Tuesday, December 21, 2010

Review: My Life as an Experiment: One Man's Humble Quest to Improve Himself

Pick something you want to accomplish but that's tough to do. Say, lose weight or start a business.

Now, what if instead of attacking your goal head on, you designed an experiment around it. So, you decide you're going to do 3 workouts a week on FitTV and eat 5 servings of veggies a day for a month. Or, you are going to develop a business plan and pitch it to 10 people.

You might lose weight or get that business started, or you might not.

The experiment approach has some interesting benefits: first, it's bounded - you aren't making a life change, just trying something out. The limited time frame means you'll have a better chance of toughing it out. Second, there is no possibility for failure, just the collection of data. You might find that after a month, you weigh more than you started, or that 10 people hate your idea. That's OK. You conducted the experiment, got the data, and can move on. Experiments work best when the data is shared with a community, which means the effort you put in can serve to help others. Finally, experiments make it easy to frame attempts gone horribly wrong in a humorous context, rather than shrinking in failure.

What does all this have to do with A. J. Jacob's My Life as an Experiment? Everything. My Life as an Experiment tracks a variety of tests Jacobs runs from living life through the eyes of a beautiful woman, to mimicking George Washington's life.

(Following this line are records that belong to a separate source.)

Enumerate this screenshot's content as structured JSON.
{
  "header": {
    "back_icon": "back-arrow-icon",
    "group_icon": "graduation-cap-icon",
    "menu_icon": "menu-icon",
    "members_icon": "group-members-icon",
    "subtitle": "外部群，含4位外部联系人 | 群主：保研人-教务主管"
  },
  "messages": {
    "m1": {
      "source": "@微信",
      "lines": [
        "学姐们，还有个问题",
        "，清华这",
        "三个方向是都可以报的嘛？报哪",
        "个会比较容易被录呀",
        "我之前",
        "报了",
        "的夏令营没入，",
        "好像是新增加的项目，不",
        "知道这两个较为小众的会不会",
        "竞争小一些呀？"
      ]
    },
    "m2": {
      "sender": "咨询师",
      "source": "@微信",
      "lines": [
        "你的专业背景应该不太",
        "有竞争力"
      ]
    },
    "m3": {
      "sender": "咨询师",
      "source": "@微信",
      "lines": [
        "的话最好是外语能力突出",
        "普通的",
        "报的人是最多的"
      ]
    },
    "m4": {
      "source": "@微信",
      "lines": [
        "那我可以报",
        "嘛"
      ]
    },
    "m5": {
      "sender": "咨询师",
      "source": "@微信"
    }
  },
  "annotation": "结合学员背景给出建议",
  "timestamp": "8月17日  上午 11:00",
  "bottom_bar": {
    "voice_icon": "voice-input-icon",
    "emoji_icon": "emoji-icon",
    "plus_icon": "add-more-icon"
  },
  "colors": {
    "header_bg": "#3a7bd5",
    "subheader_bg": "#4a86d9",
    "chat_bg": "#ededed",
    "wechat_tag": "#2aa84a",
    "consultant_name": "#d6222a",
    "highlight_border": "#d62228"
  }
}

He's apparently the guru of life experiments.

The book itself is wonderful: Jacobs manages to find the perfect balance between successes and failures in his experiments, gives us plenty of lessons to learn and wraps the whole package in humor. I was concerned that the text would come off as a bit holier-than-though ("Look at me and what *I've* done!) - but that isn't the case at all.

I also think it serves as a good template for designing your own life experiments - a problem solving technique, as you can see above, I think has a lot of value.

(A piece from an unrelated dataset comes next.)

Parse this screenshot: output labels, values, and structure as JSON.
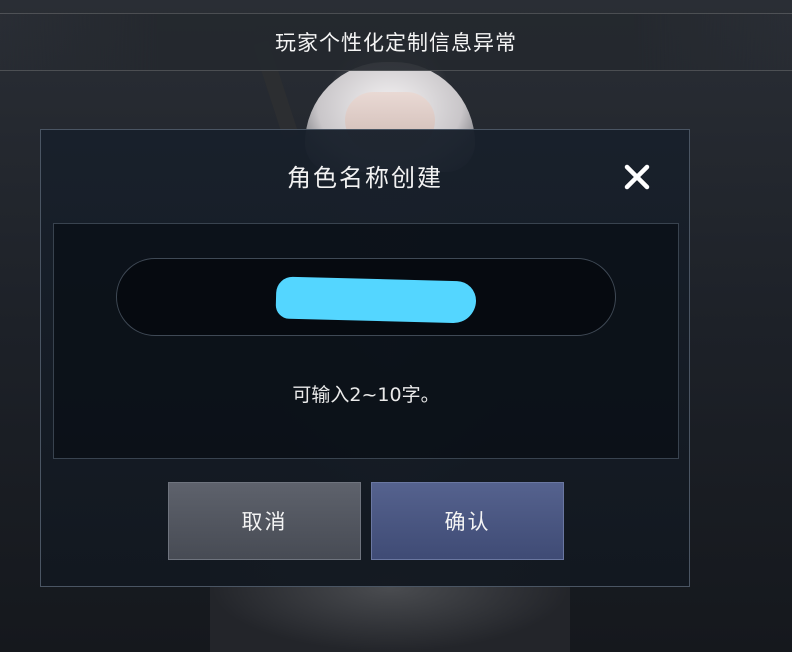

Read (or in my case, listen to) the book for the wonderful stories, or use it as a how to guide. Either way, you can't go wrong.

Note: I listened to the Book on CD version, which as a bonus is read by Jacobs himself. I for one found his reading delightful and probably enjoyed it more because of this.

1 comment:

  1. I image the author gives credit to Ben Franklin who wrote extensively about this.